(Data excerpts)
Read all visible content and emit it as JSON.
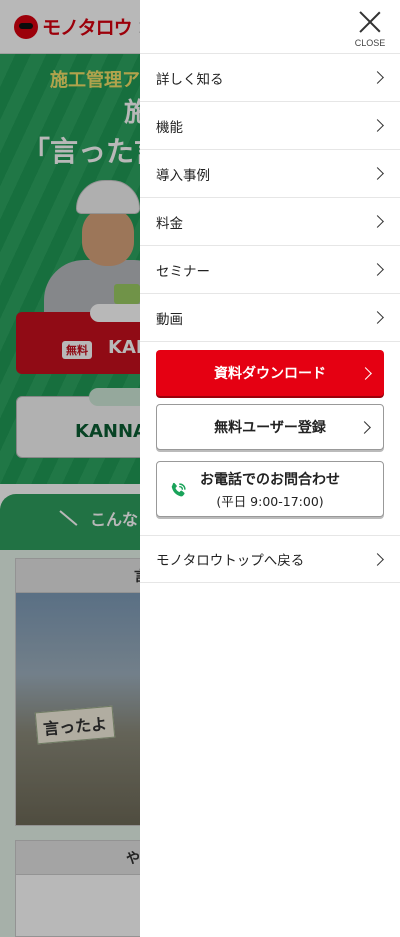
{
  "background": {
    "logo_text": "モノタロウ",
    "logo_x": "×",
    "hero": {
      "kicker": "施工管理ア",
      "line1": "施",
      "line2": "「言った言"
    },
    "cta_red": {
      "badge": "無料",
      "label": "KAN"
    },
    "cta_white": {
      "label": "KANNA"
    },
    "section_tag": "こんな",
    "card1": {
      "head": "言",
      "sign": "言ったよ"
    },
    "card2": {
      "head": "や"
    }
  },
  "drawer": {
    "close_label": "CLOSE",
    "menu": [
      {
        "label": "詳しく知る"
      },
      {
        "label": "機能"
      },
      {
        "label": "導入事例"
      },
      {
        "label": "料金"
      },
      {
        "label": "セミナー"
      },
      {
        "label": "動画"
      }
    ],
    "download_button": "資料ダウンロード",
    "register_button": "無料ユーザー登録",
    "phone": {
      "title": "お電話でのお問合わせ",
      "hours": "(平日 9:00-17:00)"
    },
    "back_link": "モノタロウトップへ戻る"
  },
  "colors": {
    "accent_red": "#e50012",
    "hero_green": "#22a05a",
    "phone_icon_green": "#1aa35a"
  }
}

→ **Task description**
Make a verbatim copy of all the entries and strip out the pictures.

→ **Written reply**
Read all visible content and emit it as JSON.
{
  "background": {
    "logo_text": "モノタロウ",
    "logo_x": "×",
    "hero": {
      "kicker": "施工管理ア",
      "line1": "施",
      "line2": "「言った言"
    },
    "cta_red": {
      "badge": "無料",
      "label": "KAN"
    },
    "cta_white": {
      "label": "KANNA"
    },
    "section_tag": "こんな",
    "card1": {
      "head": "言",
      "sign": "言ったよ"
    },
    "card2": {
      "head": "や"
    }
  },
  "drawer": {
    "close_label": "CLOSE",
    "menu": [
      {
        "label": "詳しく知る"
      },
      {
        "label": "機能"
      },
      {
        "label": "導入事例"
      },
      {
        "label": "料金"
      },
      {
        "label": "セミナー"
      },
      {
        "label": "動画"
      }
    ],
    "download_button": "資料ダウンロード",
    "register_button": "無料ユーザー登録",
    "phone": {
      "title": "お電話でのお問合わせ",
      "hours": "(平日 9:00-17:00)"
    },
    "back_link": "モノタロウトップへ戻る"
  },
  "colors": {
    "accent_red": "#e50012",
    "hero_green": "#22a05a",
    "phone_icon_green": "#1aa35a"
  }
}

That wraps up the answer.